Tea Stephen King renaissance continues with a modern adaptation of his 1980 novel, Firestarter. Considering the lackluster response to the 1984 adaptation, it’s likely long overdue. But the real question is whether there’s any thematic depth or storytelling to mine amidst superhero cinema’s current oversaturation and popularity. While The Vigil manager Keith Thomas does get Firestarter off to an energetic and engaging start, this reimagining ultimately fails to ignite.
The exposition of how couple Andy (Zac Efron) and Vicky (Sydney Lemmon) gained supernatural abilities, courtesy of an experiment, gets relayed over the opening credits. One nightmare sequence later, Firestarter jumps a decade ahead, where Andy and Vicky attempt to raise their gifted daughter Charlie (Ryan Kiera Armstrong) and avoid detection by the federal agency that would reclaim them. As if being perpetually on the run isn’t draining enough, Charlie is losing her struggle to repress her mounting powers. Cue an incendiary event that places the family back on the agency’s radar, putting them all in danger.
Written by Halloween Kills scribe Scott Teems, Firestarter breaks down into two vastly different halves. The first half builds character dynamics and establishes the emotional stakes. Andy and Vicky are doting parents but with two distinctly different approaches to parenting a young child with immense combustible power. Complicating the conflicting ideals are the contrasting yet similar ways their diminished abilities are ill-equipped to support and control Charlie’s tenuous restraint of her emotions, often resulting in catastrophe. Zac Efron brings a lot to his role, doing a lot of heavy lifting in the front half.
Once Rainbird (Michael Greyeyes) enters the equation fully, prompting a more action-heavy shift with the family on the run, the script derails. Early explorations of morality and consequences get dropped in favor of pyrotechnics, choppy and bland action sequences, and thinly rendered archetypical baddies in Captain Hollister (Gloria Reuben).
It’s all significantly underdeveloped.
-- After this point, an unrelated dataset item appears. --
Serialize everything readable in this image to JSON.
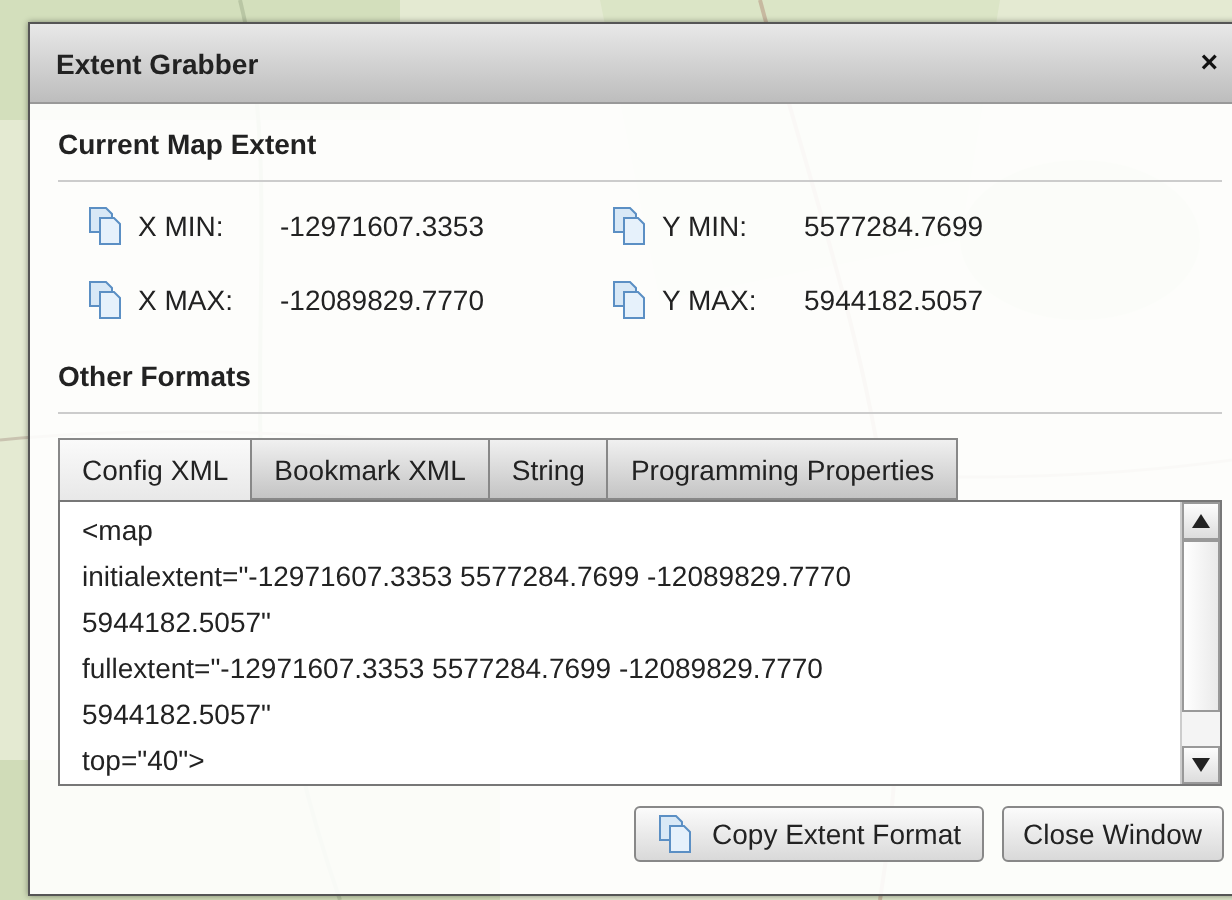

There’s a clear arc intended for Rainbird, a significant departure from the source material, but Greyeyes is woefully underutilized. While Firestarter wants to make Rainbird an imposing central antagonist, his screen time is far too limited and cringe dialogue too cryptic to grasp motivations and identity fully.
The entire back half gets rushed. It eschews the source material in favor of a streamlined narrative set in a nondescript concrete facility. A central internal struggle gets tidily squared away with a simple montage. Set pieces, major confrontations, emotional payoffs, and the climax come across so haphazardly that none of it lands. The goodwill built up in the front half gets squandered by the strange narrative and stylistic choices.
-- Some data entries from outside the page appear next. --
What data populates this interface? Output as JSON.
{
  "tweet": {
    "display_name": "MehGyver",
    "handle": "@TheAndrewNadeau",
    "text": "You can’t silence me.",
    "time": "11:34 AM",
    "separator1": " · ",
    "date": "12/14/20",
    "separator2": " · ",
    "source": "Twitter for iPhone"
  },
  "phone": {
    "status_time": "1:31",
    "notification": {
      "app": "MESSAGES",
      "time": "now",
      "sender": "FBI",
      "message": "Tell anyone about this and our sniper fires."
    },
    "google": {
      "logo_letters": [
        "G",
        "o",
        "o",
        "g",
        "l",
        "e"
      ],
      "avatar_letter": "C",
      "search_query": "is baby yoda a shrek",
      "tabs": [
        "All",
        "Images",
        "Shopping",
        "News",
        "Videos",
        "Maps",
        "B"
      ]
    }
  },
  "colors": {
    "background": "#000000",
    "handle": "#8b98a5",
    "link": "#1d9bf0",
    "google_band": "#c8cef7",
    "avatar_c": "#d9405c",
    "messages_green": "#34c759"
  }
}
It results in a disjointed adaptation that entails two very different features at diverging levels of craft. It feels like chunks of story were excised, leaving behind remnants that hint toward something more interesting. Its protagonists fare much stronger, all given a bit more to work with and time to develop them. The antagonists are so blandly and vaguely written that Firestarter quickly collapses once the narrative attempts to widen the scope beyond the family’s cozy bubble. Despite a strong performance by Zac Efron, a few fun charred corpses, John Carpenter‘s superior score, and brisk pacing, Firestarter winds up mirroring Charlie’s story a little too closely. A promising beginning comes unraveled by the desire to burn it all down.
Firestarter releases in theaters and on Peacock on May 13, 2022.